However, the restrictions on what the money can be used for prompted one of the arguments against capturing the maximum.
Fields noted that capturing 100 percent through TIF will have the counter-effect of limiting what the city collects through its regular tax levy.
This happens because it will make more properties hit their tax caps, therefore limiting the amount collected.
The estimate is that it will cost the city $300,000 in its 2019 budget. While a smaller amount, those dollars are far less restricted in their use.
“We have more flexibility and freedom,” Fields said. “In other words, we’re paying for our flexibility.”
At this, Dory, who presented the RDC suggestion without offering his own opinion Thursday, noted that a bill was drafted in the Indiana General Assembly this spring that would have allowed up to 15 percent of TIF dollars to be used for maintenance purposes.

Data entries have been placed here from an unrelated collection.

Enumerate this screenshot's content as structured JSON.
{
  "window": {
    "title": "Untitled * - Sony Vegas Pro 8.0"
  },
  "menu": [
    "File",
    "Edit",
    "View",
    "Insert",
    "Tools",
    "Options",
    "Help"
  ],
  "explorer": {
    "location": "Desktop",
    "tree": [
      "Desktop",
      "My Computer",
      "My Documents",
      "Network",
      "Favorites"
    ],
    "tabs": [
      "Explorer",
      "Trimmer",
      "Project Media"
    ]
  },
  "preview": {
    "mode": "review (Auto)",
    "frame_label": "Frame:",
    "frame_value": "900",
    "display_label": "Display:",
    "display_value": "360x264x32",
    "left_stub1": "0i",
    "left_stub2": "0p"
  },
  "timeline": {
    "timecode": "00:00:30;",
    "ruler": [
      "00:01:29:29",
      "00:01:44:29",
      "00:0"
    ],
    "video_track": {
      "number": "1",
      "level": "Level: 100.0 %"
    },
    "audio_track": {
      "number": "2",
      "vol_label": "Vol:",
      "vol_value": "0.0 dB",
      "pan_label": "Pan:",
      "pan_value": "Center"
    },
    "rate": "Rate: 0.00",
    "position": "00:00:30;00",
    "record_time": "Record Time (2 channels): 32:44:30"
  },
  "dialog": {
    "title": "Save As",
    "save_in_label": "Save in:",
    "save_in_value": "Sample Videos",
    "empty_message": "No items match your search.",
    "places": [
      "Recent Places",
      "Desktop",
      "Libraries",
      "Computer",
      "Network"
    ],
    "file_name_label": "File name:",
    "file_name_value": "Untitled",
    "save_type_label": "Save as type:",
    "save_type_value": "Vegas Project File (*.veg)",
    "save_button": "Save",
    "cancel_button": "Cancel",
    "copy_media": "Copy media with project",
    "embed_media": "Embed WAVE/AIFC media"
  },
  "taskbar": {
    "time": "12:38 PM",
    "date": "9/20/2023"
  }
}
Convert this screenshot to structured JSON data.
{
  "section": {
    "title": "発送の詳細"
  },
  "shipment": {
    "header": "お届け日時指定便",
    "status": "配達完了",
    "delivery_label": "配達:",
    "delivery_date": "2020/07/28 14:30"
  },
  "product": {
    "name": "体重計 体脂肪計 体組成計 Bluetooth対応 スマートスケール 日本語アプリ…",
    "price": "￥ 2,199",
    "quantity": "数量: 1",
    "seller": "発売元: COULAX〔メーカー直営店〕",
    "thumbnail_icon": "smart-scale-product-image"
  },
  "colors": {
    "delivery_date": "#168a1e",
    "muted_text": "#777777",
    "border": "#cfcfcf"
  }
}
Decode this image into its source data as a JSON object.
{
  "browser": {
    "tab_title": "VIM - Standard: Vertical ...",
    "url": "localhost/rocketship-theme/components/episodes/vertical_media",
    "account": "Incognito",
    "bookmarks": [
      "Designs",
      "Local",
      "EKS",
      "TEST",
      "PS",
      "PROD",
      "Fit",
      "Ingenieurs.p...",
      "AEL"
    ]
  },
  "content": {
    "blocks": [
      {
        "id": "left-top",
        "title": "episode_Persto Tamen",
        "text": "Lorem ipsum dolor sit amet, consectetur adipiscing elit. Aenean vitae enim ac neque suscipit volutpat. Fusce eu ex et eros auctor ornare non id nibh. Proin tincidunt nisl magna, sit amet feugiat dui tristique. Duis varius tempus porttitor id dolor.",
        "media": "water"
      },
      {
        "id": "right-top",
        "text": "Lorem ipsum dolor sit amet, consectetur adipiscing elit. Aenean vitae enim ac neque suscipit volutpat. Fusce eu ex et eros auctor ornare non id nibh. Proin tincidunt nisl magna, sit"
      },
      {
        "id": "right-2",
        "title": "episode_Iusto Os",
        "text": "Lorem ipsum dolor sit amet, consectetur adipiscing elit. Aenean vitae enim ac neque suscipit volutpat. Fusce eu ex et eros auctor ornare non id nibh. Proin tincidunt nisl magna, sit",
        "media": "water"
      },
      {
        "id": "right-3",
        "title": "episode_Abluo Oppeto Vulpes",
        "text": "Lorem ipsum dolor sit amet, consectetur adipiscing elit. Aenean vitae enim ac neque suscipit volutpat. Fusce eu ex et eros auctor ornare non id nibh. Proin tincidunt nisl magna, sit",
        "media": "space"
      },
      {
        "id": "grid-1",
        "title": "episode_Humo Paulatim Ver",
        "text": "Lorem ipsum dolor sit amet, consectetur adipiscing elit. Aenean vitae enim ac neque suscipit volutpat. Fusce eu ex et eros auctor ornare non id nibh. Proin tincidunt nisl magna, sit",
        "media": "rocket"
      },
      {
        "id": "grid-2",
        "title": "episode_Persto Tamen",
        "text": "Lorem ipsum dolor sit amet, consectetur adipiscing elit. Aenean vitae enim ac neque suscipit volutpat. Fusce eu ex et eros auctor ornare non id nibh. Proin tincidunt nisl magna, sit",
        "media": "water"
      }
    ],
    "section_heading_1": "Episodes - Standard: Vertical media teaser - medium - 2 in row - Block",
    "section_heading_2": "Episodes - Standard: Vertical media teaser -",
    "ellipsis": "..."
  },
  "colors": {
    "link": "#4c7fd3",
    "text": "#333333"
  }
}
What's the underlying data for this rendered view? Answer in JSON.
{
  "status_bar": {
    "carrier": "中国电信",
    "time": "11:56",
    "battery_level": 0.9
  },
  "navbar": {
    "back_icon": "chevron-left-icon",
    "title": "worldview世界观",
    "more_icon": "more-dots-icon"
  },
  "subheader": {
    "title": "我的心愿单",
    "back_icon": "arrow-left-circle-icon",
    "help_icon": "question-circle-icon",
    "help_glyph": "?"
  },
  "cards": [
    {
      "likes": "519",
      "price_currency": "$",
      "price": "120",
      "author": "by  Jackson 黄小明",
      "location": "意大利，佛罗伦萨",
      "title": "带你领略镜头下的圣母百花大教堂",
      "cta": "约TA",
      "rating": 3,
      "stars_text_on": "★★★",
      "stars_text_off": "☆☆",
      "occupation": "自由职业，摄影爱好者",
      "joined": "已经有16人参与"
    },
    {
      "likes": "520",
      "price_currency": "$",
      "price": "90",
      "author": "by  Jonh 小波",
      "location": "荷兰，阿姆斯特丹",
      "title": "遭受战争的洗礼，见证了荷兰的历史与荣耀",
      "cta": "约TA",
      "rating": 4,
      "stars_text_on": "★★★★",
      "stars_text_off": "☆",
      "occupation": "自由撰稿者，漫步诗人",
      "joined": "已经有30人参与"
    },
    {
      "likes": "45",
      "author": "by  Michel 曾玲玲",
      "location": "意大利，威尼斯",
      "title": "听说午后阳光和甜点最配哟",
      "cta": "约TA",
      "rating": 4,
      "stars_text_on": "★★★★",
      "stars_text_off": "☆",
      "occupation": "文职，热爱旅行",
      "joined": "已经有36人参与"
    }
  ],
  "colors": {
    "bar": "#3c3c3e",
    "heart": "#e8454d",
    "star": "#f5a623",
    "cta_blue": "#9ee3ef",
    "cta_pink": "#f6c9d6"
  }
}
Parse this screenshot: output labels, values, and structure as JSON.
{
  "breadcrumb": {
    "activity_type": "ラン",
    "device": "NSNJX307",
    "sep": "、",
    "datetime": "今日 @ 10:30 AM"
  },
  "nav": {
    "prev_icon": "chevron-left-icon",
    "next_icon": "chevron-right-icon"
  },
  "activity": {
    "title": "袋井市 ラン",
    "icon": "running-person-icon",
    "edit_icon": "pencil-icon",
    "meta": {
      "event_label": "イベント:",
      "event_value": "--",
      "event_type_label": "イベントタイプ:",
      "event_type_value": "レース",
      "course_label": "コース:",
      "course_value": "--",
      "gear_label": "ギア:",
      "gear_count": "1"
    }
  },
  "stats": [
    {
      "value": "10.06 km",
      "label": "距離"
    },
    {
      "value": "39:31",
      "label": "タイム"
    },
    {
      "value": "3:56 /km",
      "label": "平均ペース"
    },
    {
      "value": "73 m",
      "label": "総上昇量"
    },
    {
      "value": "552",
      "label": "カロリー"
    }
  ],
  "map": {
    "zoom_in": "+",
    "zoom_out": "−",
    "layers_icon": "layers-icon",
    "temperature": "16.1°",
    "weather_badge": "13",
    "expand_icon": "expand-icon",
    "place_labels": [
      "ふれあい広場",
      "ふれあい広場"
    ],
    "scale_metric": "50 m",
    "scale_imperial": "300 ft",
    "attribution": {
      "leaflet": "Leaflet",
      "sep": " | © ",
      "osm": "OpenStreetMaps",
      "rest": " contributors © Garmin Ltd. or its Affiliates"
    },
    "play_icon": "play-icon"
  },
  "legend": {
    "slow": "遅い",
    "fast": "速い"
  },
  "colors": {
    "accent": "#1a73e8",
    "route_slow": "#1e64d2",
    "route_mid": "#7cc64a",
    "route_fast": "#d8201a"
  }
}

“If you could find a way to get that TIF money over to the other funds, that would be great,” Clerk-Treasurer Lynda Dunbar said.
However, Dory believes it may take a couple more years for the proposal to become law.
“I wouldn’t bet on the state to give more money to local government,” Wade said to a round of laughter.
Regardless of any of this, Lemon did not find the six-to-one tradeoff to be worth it.
“What we’re going to do is give up $6 in TIF money to get $1 in city money?” Lemon asked. “We’re giving up $5.”
Another argument came in what capturing maximum AV for this year did to some property tax bills.
While Lemon has previously stated that tax rates would not increase, Hammer said he had seen an increase in property taxes at all three properties he owns, adding that he had heard this from others.
“I think it’s a pretty severe hit for some people,” Hammer said.
Other council members said they had not seen an increase in their tax rates, having long since hit the state’s one-percent property tax cap on residential properties and its two-percent cap on rentals.
Prior to taking the maximum amount, another argument had been that it would hurt other entities such as Greencastle Community Schools. Langdon asked what the effect had been and Murray said it was small.
Superintendent Jeff Hubble was in the audience and did not argue with Murray’s characterization.
One question that remained following the vote was from Fields, who asked if the decision could be changed. Dory said the wording could be changed.
This echoed an earlier statement from Murray, who noted that the community center project is not a sure thing. He suggested that if the project somehow stalls, the rate could be reduced.
“I urge the council to adopt the 100 percent,” Murray said, “and we can back it off if we need to.”